Today, the average homeowner simply can’t afford solar technology. It will take a technological breakthrough—or a series of significant efficiency improvements—to make the price palatable to the masses. Photovoltaic (PV) cell optimization research and manufacturing efficiency efforts have been continuous. The OEMs know a retail price-point breakthrough could open up a market worth billions.
Even now the PV market is a growing one. DuPont foresees 30% PV growth annually in the next several years. The company supplies
several key materials used in PV panels.
“The most important factor for continued rapid market growth is achieving continuous year-over-year cost reductions in installed photovoltaic system cost,” said David B. Miller, group vice president of DuPont Electronic & Communication Technologies.
Market researchers are keeping a sharp eye on the market. Research firm SBI says solar power revenues in the United States exceeded $3.8 billion in 2007. It looks for revenues to triple by 2012.
Several obstacles are keeping solar from going mainstream, most of them having to do with system costs, SBI says, and government backing was lacking. “However, recent incentives from Capitol Hill provide users of solar energy with tax credits and rebates on solar systems,” said SBI publisher Tatjana Meerman. SBI also credits the Solar America Initiative with helping to accelerate solar cell R&D.
The Solar America program seems a sparse contribution, with the Solar America Cities program providing $2.5 million to 13 cities over two years. Can $96,000 a year help any city program do more than maintain its own bureaucracy? More important may be U.S. Department of Energy (DOE) funding for PV Module Incubator projects. This funding could reach as much as $57 million—which still seems slight.
Investing in R&D can pay off in the form of innovations that may bring the price of solar way down. Just two months ago, a Massachusetts Institute of Technology group led by Professor Marc A. Baldo announced a significant solar technology development. The group’s solar concentrator serves as a window in the home, with the solar cells placed around the edges of a flat glass panel. The light hitting the window is focused into the cells and increases the electrical power obtained from each solar cell “by a factor of over 40,” Baldo said.
A key point: the system is simple to manufacture, helping to keep end-product costs lower, and the development team believes the technology could be implemented in as little as three years. The technology could even be added to existing solar-panel systems to increase efficiency by 50% for minimal additional cost.
A Stand-Alone Solar Appliance
OEMs are also looking for new ways to get solar into the hands of consumers. In July the CEO of SunPower discussed a new venture with Toshiba, with SunPower supplying the solar cells. A Nikkei report described the Toshiba home system as small and lightweight, with an inverter to convert dc power from the PV cells to ac current with 33% more efficiency.

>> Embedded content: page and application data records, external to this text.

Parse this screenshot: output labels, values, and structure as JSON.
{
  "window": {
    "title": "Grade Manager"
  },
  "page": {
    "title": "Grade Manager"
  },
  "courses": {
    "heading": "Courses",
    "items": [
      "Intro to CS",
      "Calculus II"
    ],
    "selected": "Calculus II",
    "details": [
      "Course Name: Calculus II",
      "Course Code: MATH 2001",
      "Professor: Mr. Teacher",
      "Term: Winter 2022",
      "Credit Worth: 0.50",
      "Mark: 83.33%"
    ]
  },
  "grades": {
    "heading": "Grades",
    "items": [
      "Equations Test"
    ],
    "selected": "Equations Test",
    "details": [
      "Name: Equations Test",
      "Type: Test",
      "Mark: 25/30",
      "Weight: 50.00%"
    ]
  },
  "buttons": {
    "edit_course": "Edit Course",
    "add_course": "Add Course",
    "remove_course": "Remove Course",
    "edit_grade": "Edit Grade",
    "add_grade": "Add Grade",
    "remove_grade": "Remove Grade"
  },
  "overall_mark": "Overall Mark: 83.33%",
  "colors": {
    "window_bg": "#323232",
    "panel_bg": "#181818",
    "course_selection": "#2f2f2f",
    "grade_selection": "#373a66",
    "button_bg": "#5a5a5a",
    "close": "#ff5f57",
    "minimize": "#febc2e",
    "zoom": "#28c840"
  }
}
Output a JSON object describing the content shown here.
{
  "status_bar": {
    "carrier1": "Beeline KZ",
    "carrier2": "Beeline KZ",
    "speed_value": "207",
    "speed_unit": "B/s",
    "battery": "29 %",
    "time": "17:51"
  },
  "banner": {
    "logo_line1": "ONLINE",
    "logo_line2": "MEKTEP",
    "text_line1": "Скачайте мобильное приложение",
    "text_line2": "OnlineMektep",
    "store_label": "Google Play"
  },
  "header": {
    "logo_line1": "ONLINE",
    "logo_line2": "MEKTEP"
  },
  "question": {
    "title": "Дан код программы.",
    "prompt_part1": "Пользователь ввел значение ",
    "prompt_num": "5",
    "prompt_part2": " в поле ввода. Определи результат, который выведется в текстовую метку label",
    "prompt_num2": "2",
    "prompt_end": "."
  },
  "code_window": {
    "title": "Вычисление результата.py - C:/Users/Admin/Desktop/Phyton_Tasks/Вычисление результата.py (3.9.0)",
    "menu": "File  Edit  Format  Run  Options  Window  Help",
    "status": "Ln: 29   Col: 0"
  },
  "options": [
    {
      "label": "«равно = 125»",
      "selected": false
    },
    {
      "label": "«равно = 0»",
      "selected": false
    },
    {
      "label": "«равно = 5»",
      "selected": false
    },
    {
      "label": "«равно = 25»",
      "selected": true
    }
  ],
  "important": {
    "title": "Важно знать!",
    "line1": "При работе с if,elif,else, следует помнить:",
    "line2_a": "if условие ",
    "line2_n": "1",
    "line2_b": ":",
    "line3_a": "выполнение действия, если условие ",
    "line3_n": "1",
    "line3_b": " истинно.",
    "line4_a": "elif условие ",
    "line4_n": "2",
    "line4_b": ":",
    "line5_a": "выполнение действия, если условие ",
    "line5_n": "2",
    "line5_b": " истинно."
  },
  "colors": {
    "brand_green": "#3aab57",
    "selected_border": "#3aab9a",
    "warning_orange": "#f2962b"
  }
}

This solar power home appliance will go on sale first in Japan, but no launch date was announced.
Going grid-free is still a long way off, but it looks like we’ll eventually have affordable residential systems that allow us greater energy independence—at home.